INSTRUCTIONS FOR THE TASK: Repeat the records in full. No pictures belong in the copy.

(Saved entries)
^^^^

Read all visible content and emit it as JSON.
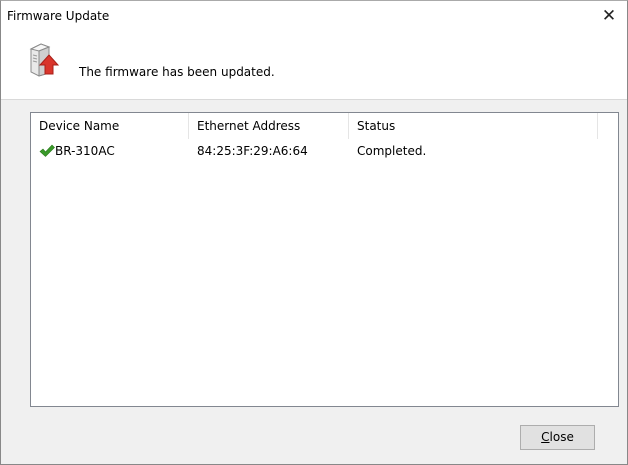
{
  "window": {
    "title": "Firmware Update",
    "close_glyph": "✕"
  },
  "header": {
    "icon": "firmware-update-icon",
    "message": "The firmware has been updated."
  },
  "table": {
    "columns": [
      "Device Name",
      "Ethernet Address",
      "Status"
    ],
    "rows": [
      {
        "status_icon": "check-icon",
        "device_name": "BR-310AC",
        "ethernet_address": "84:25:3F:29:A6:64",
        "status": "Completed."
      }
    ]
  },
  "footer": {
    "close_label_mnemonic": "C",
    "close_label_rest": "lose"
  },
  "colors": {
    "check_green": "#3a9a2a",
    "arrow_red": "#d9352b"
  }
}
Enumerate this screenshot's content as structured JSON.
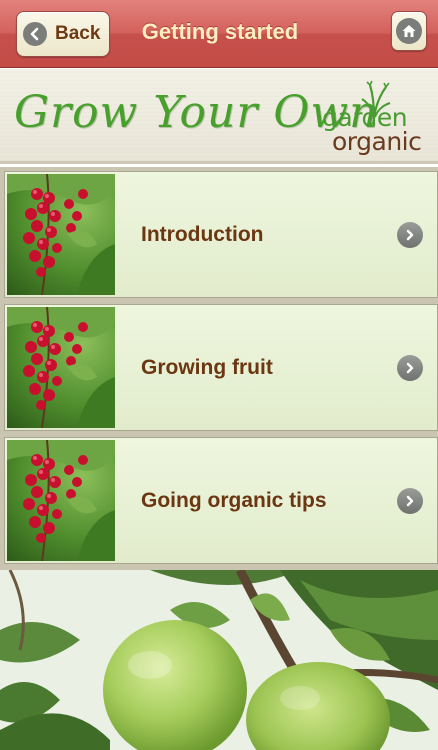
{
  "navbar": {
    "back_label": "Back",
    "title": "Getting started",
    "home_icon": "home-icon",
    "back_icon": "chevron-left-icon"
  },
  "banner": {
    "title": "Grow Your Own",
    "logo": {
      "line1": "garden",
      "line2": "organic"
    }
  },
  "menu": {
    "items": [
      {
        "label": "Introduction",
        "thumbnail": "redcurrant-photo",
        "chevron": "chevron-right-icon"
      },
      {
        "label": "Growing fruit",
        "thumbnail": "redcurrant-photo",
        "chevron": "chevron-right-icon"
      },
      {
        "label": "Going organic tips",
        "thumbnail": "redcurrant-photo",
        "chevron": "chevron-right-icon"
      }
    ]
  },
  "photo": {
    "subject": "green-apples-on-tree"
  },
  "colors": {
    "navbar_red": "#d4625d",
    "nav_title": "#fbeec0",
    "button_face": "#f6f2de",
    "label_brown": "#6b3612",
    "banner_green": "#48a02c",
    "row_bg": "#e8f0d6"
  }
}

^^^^

EXERCISE OUTPUT:
Read all visible content and emit it as JSON.
{
  "window": {
    "title": "Firmware Update",
    "close_glyph": "✕"
  },
  "header": {
    "icon": "firmware-update-icon",
    "message": "The firmware has been updated."
  },
  "table": {
    "columns": [
      "Device Name",
      "Ethernet Address",
      "Status"
    ],
    "rows": [
      {
        "status_icon": "check-icon",
        "device_name": "BR-310AC",
        "ethernet_address": "84:25:3F:29:A6:64",
        "status": "Completed."
      }
    ]
  },
  "footer": {
    "close_label_mnemonic": "C",
    "close_label_rest": "lose"
  },
  "colors": {
    "check_green": "#3a9a2a",
    "arrow_red": "#d9352b"
  }
}
Enumerate this screenshot's content as structured JSON.
{
  "navbar": {
    "back_label": "Back",
    "title": "Getting started",
    "home_icon": "home-icon",
    "back_icon": "chevron-left-icon"
  },
  "banner": {
    "title": "Grow Your Own",
    "logo": {
      "line1": "garden",
      "line2": "organic"
    }
  },
  "menu": {
    "items": [
      {
        "label": "Introduction",
        "thumbnail": "redcurrant-photo",
        "chevron": "chevron-right-icon"
      },
      {
        "label": "Growing fruit",
        "thumbnail": "redcurrant-photo",
        "chevron": "chevron-right-icon"
      },
      {
        "label": "Going organic tips",
        "thumbnail": "redcurrant-photo",
        "chevron": "chevron-right-icon"
      }
    ]
  },
  "photo": {
    "subject": "green-apples-on-tree"
  },
  "colors": {
    "navbar_red": "#d4625d",
    "nav_title": "#fbeec0",
    "button_face": "#f6f2de",
    "label_brown": "#6b3612",
    "banner_green": "#48a02c",
    "row_bg": "#e8f0d6"
  }
}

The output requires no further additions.